-- Opening Marker --
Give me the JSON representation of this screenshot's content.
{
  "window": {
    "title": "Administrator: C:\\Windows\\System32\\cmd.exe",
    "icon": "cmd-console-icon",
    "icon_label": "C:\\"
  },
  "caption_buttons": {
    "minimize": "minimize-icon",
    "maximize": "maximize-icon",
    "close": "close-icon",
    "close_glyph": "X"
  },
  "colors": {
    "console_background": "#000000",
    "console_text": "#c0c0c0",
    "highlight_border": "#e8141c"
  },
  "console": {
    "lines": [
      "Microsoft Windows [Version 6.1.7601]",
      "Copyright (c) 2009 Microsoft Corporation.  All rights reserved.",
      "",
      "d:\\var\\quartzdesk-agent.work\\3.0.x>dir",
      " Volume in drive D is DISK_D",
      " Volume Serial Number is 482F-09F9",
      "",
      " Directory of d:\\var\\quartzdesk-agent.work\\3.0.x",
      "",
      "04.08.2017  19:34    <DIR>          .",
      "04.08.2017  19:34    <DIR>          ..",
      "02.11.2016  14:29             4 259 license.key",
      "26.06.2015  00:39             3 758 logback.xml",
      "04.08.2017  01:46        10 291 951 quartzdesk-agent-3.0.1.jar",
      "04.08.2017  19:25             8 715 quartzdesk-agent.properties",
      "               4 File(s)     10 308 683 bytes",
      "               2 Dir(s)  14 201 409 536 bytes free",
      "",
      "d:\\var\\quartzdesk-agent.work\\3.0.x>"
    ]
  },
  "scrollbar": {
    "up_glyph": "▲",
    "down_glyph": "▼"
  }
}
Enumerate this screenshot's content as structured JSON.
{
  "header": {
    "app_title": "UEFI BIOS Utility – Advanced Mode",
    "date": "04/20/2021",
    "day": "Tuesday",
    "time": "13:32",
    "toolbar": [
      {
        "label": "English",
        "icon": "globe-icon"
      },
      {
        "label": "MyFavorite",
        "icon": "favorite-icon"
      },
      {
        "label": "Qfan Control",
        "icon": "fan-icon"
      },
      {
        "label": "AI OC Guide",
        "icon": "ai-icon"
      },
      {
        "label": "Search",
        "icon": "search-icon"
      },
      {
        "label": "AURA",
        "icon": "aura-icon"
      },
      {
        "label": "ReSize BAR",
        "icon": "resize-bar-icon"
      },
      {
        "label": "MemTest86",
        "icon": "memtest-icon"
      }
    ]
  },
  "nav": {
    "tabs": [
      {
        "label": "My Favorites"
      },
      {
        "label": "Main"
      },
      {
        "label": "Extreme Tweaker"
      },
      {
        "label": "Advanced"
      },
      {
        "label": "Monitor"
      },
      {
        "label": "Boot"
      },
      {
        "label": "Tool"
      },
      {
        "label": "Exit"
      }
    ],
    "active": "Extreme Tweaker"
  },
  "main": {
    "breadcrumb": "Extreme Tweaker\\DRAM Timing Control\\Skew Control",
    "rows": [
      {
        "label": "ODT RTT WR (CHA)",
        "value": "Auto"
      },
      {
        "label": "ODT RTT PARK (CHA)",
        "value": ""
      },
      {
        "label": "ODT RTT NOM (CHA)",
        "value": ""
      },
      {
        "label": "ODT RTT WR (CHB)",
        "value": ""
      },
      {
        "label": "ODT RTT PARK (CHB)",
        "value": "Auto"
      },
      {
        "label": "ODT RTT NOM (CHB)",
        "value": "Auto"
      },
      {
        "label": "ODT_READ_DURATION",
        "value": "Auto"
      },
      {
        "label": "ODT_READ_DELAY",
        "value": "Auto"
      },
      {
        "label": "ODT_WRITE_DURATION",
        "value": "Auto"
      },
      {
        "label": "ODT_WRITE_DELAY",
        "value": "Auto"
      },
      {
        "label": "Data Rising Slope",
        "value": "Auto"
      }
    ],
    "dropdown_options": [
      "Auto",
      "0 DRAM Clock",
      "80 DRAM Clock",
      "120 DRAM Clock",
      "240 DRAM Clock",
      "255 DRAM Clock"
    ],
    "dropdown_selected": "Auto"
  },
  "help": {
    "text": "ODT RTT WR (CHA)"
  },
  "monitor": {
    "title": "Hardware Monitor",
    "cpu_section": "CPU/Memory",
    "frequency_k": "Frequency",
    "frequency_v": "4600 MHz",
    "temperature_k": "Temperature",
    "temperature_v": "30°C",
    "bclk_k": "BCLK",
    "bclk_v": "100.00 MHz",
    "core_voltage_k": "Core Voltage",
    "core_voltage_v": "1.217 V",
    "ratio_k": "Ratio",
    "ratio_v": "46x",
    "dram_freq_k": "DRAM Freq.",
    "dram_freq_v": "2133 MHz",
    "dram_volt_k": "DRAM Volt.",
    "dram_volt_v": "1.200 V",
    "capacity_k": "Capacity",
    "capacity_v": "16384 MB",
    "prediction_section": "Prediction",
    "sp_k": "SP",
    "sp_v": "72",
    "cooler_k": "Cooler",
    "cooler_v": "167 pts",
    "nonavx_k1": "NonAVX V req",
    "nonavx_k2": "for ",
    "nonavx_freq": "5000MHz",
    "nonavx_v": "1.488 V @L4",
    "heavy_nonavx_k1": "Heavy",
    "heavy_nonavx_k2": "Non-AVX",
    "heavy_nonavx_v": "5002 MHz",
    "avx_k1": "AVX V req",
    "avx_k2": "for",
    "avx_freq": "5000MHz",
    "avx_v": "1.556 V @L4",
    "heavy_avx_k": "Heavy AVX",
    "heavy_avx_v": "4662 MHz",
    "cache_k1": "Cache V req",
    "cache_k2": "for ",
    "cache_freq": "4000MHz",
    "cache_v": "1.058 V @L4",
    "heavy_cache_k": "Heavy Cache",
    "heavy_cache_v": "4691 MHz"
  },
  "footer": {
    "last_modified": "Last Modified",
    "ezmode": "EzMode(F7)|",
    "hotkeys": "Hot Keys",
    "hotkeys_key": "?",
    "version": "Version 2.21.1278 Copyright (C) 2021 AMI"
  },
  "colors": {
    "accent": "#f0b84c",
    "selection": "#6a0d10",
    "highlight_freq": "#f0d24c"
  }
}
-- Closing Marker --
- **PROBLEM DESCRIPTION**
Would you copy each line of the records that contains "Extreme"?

- **RESULT BELOW**
        "label": "Extreme Tweaker"
    "active": "Extreme Tweaker"
    "breadcrumb": "Extreme Tweaker\\DRAM Timing Control\\Skew Control",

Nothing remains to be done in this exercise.